The hon. Member for Lewisham West and Penge mentioned victims. They are very important—particularly victims of sexual assault. The victims and witnesses budget is £92 million, and I am sure she will join me in welcoming last week’s announcement of an extra £5 million specifically to help victims of sexual violence.
Let me conclude with sentencing, which the Lord Chancellor and I have responsibility for. I support the change in the automatic release point for standard determinate sentences from half to two thirds, because I think the public expect someone who is sentenced to serve the majority of their sentence. Releasing them at the halfway point undermines public confidence in the sentence that is handed down. The change aligns the release point with the discretionary release point for extended determinate sentences, at two thirds. That will, of course, apply only to the more serious cases; it will not apply to all cases where a standard determinate sentence is handed down.
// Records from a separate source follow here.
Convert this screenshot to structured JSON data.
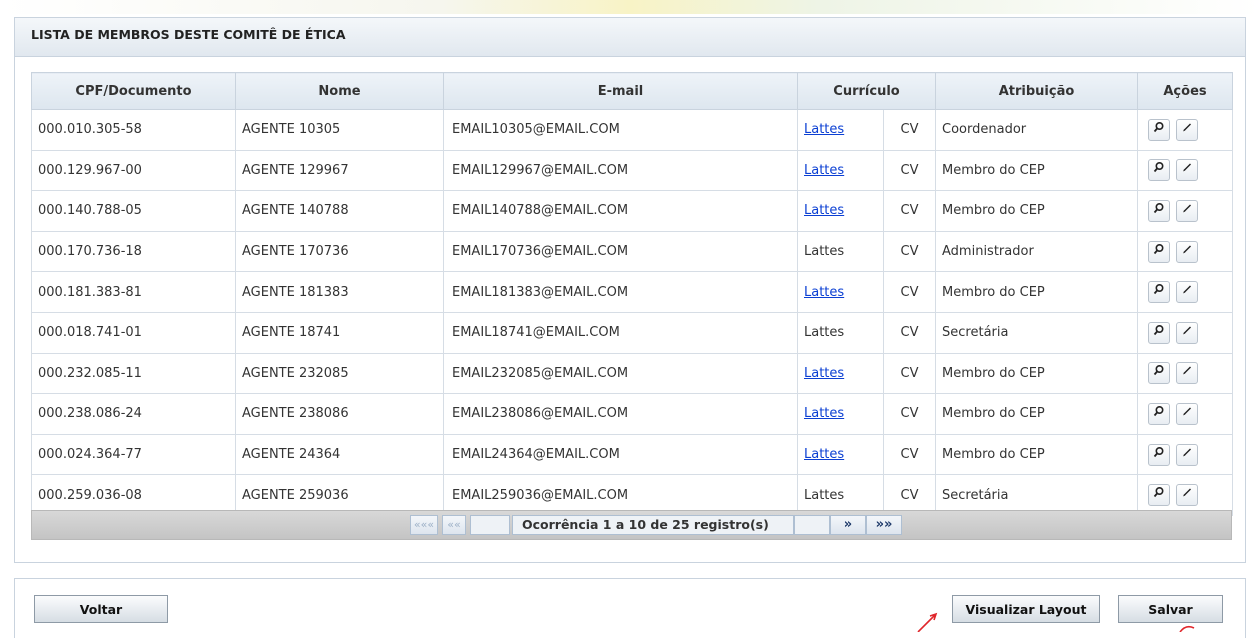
{
  "panel": {
    "title": "LISTA DE MEMBROS DESTE COMITÊ DE ÉTICA"
  },
  "columns": {
    "cpf": "CPF/Documento",
    "nome": "Nome",
    "email": "E-mail",
    "curriculo": "Currículo",
    "atribuicao": "Atribuição",
    "acoes": "Ações"
  },
  "rows": [
    {
      "cpf": "000.010.305-58",
      "nome": "AGENTE 10305",
      "email": "EMAIL10305@EMAIL.COM",
      "lattes": "Lattes",
      "lattes_link": true,
      "cv": "CV",
      "atribuicao": "Coordenador"
    },
    {
      "cpf": "000.129.967-00",
      "nome": "AGENTE 129967",
      "email": "EMAIL129967@EMAIL.COM",
      "lattes": "Lattes",
      "lattes_link": true,
      "cv": "CV",
      "atribuicao": "Membro do CEP"
    },
    {
      "cpf": "000.140.788-05",
      "nome": "AGENTE 140788",
      "email": "EMAIL140788@EMAIL.COM",
      "lattes": "Lattes",
      "lattes_link": true,
      "cv": "CV",
      "atribuicao": "Membro do CEP"
    },
    {
      "cpf": "000.170.736-18",
      "nome": "AGENTE 170736",
      "email": "EMAIL170736@EMAIL.COM",
      "lattes": "Lattes",
      "lattes_link": false,
      "cv": "CV",
      "atribuicao": "Administrador"
    },
    {
      "cpf": "000.181.383-81",
      "nome": "AGENTE 181383",
      "email": "EMAIL181383@EMAIL.COM",
      "lattes": "Lattes",
      "lattes_link": true,
      "cv": "CV",
      "atribuicao": "Membro do CEP"
    },
    {
      "cpf": "000.018.741-01",
      "nome": "AGENTE 18741",
      "email": "EMAIL18741@EMAIL.COM",
      "lattes": "Lattes",
      "lattes_link": false,
      "cv": "CV",
      "atribuicao": "Secretária"
    },
    {
      "cpf": "000.232.085-11",
      "nome": "AGENTE 232085",
      "email": "EMAIL232085@EMAIL.COM",
      "lattes": "Lattes",
      "lattes_link": true,
      "cv": "CV",
      "atribuicao": "Membro do CEP"
    },
    {
      "cpf": "000.238.086-24",
      "nome": "AGENTE 238086",
      "email": "EMAIL238086@EMAIL.COM",
      "lattes": "Lattes",
      "lattes_link": true,
      "cv": "CV",
      "atribuicao": "Membro do CEP"
    },
    {
      "cpf": "000.024.364-77",
      "nome": "AGENTE 24364",
      "email": "EMAIL24364@EMAIL.COM",
      "lattes": "Lattes",
      "lattes_link": true,
      "cv": "CV",
      "atribuicao": "Membro do CEP"
    },
    {
      "cpf": "000.259.036-08",
      "nome": "AGENTE 259036",
      "email": "EMAIL259036@EMAIL.COM",
      "lattes": "Lattes",
      "lattes_link": false,
      "cv": "CV",
      "atribuicao": "Secretária"
    }
  ],
  "row_actions": {
    "view_icon": "magnifier-icon",
    "edit_icon": "pencil-icon"
  },
  "pagination": {
    "first": "«««",
    "prev": "««",
    "info": "Ocorrência 1 a 10 de 25 registro(s)",
    "next": "»",
    "last": "»»"
  },
  "buttons": {
    "back": "Voltar",
    "preview_layout": "Visualizar Layout",
    "save": "Salvar"
  },
  "colors": {
    "link": "#0b3fd3",
    "annotation_arrow": "#e0262b",
    "header_bg": "#e1e8ef",
    "pager_bg": "#c4c4c4"
  }
}
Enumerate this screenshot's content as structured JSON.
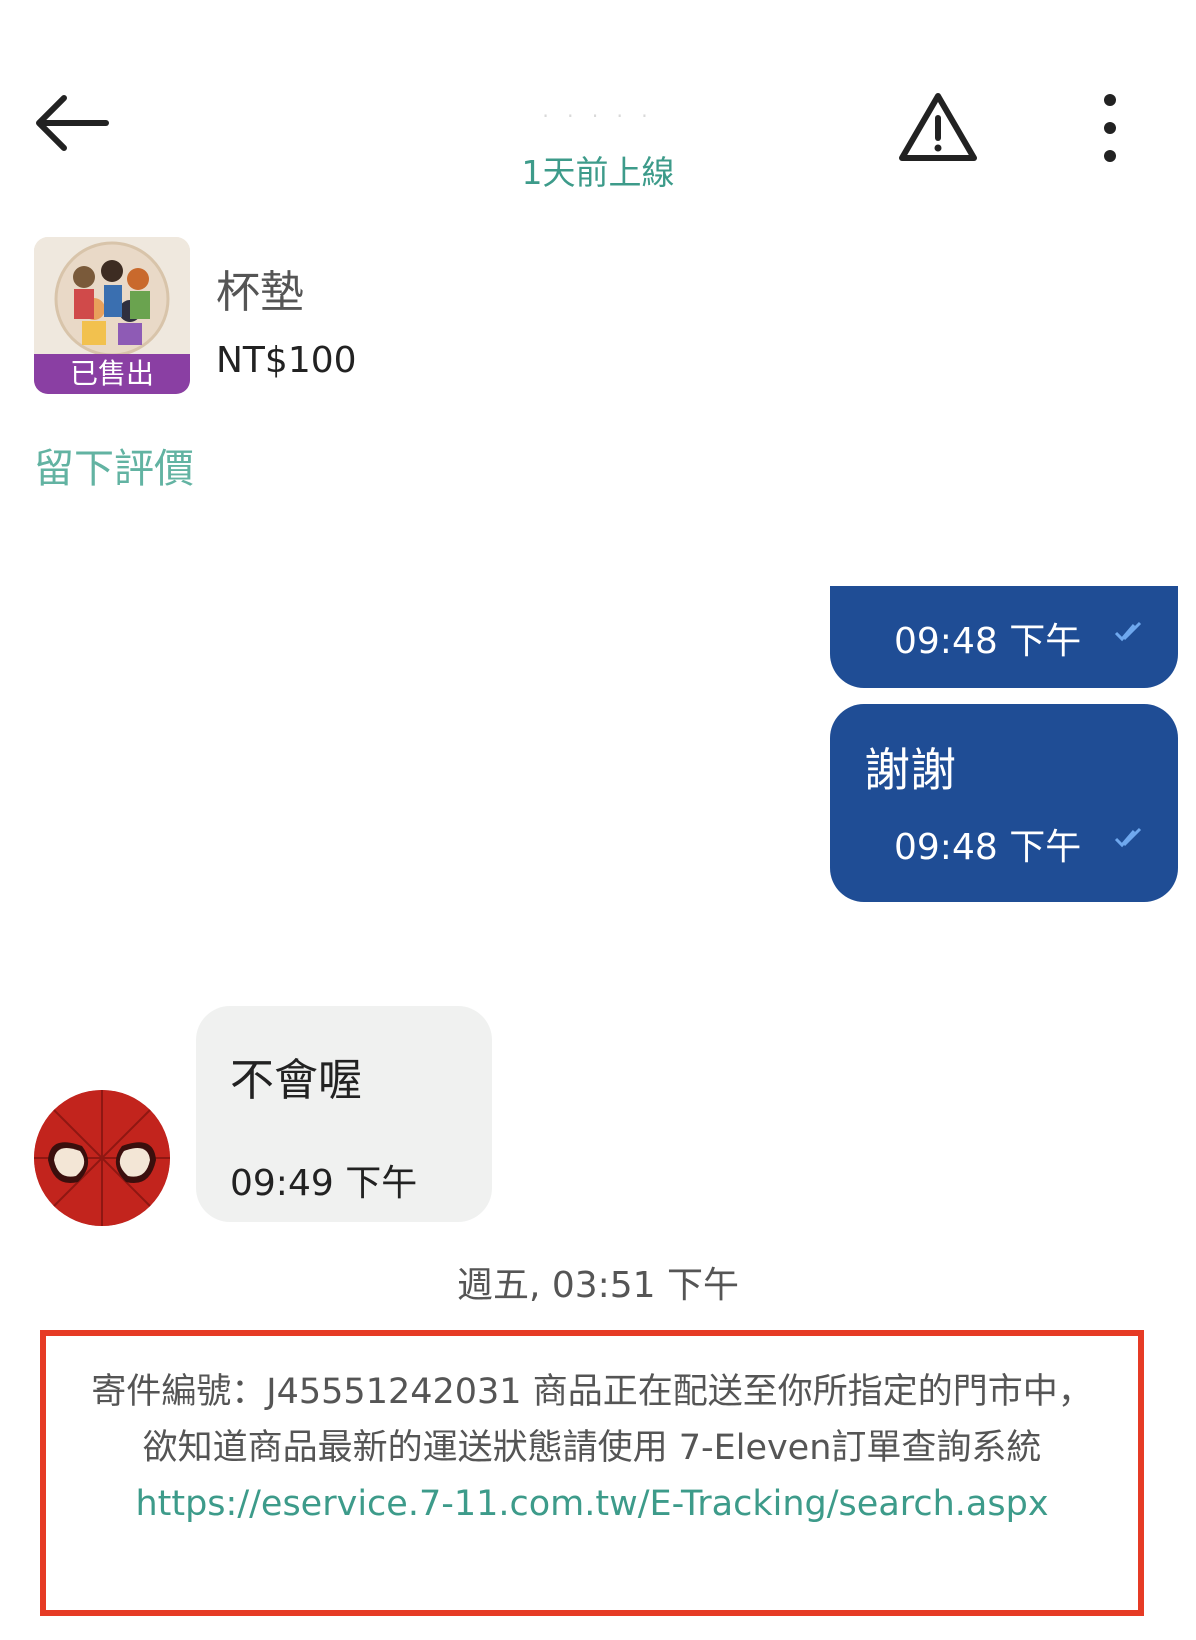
{
  "header": {
    "contact_name": "· · · · ·",
    "status": "1天前上線",
    "icons": {
      "back": "arrow-left-icon",
      "report": "warning-triangle-icon",
      "menu": "more-vertical-icon"
    }
  },
  "product": {
    "title": "杯墊",
    "price": "NT$100",
    "badge": "已售出"
  },
  "review_link": "留下評價",
  "messages": [
    {
      "direction": "outgoing",
      "text": "",
      "time": "09:48 下午",
      "status_icon": "double-check-icon"
    },
    {
      "direction": "outgoing",
      "text": "謝謝",
      "time": "09:48 下午",
      "status_icon": "double-check-icon"
    },
    {
      "direction": "incoming",
      "text": "不會喔",
      "time": "09:49 下午"
    }
  ],
  "date_separator": "週五, 03:51 下午",
  "system_notice": {
    "text": "寄件編號：J45551242031 商品正在配送至你所指定的門市中，欲知道商品最新的運送狀態請使用 7-Eleven訂單查詢系統",
    "link": "https://eservice.7-11.com.tw/E-Tracking/search.aspx"
  },
  "colors": {
    "accent": "#3d9b8a",
    "outgoing_bubble": "#1f4d95",
    "incoming_bubble": "#f0f1f0",
    "sold_badge": "#8a3fa3",
    "highlight_border": "#e63b25"
  }
}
I would love to, but I only have a few seconds left. I would love to take an intervention from the hon. Gentleman on a future occasion.
On less significant offenses, I recognise the extremely high reoffending rate—60%—that Members referred to. As the Minister responsible for sentencing, I will look very carefully at expanding trials in which treatment, in particular for drug addiction, alcohol addiction and mental ill health, is put at the heart of sentencing and rehabilitation. There is much more we can do to learn from those trials and from countries around the world where more effective treatment is the key to reducing reoffending rates. That is my personal commitment to the House this afternoon.
It has been a great pleasure to participate in the debate. I look forward to hearing the Select Committee Chairman conclude it.
This has been a valuable debate. I thank all Members who participated in it. Some powerful messages have been sent. I recognise the Minister’s good intentions and good will on this topic, and I know he will take those messages away. I hope they are taken away beyond the House too, because we need a better public debate about the importance of our justice system and how it is integral to the way we see ourselves as a society. I hope that, in the future, that makes the climate and the task easier for those who want to see funding used in the right way—effectively and efficiently—and given the right priorities. I welcome the Minister to his role on his debut at the Dispatch Box. We have probably given him a fair bit to think about, and I am sure he knows that it comes with the health warning that we are likely to return to these topics before too long.
Question put and agreed to.
That this House
has considered the spending of the Ministry of Justice.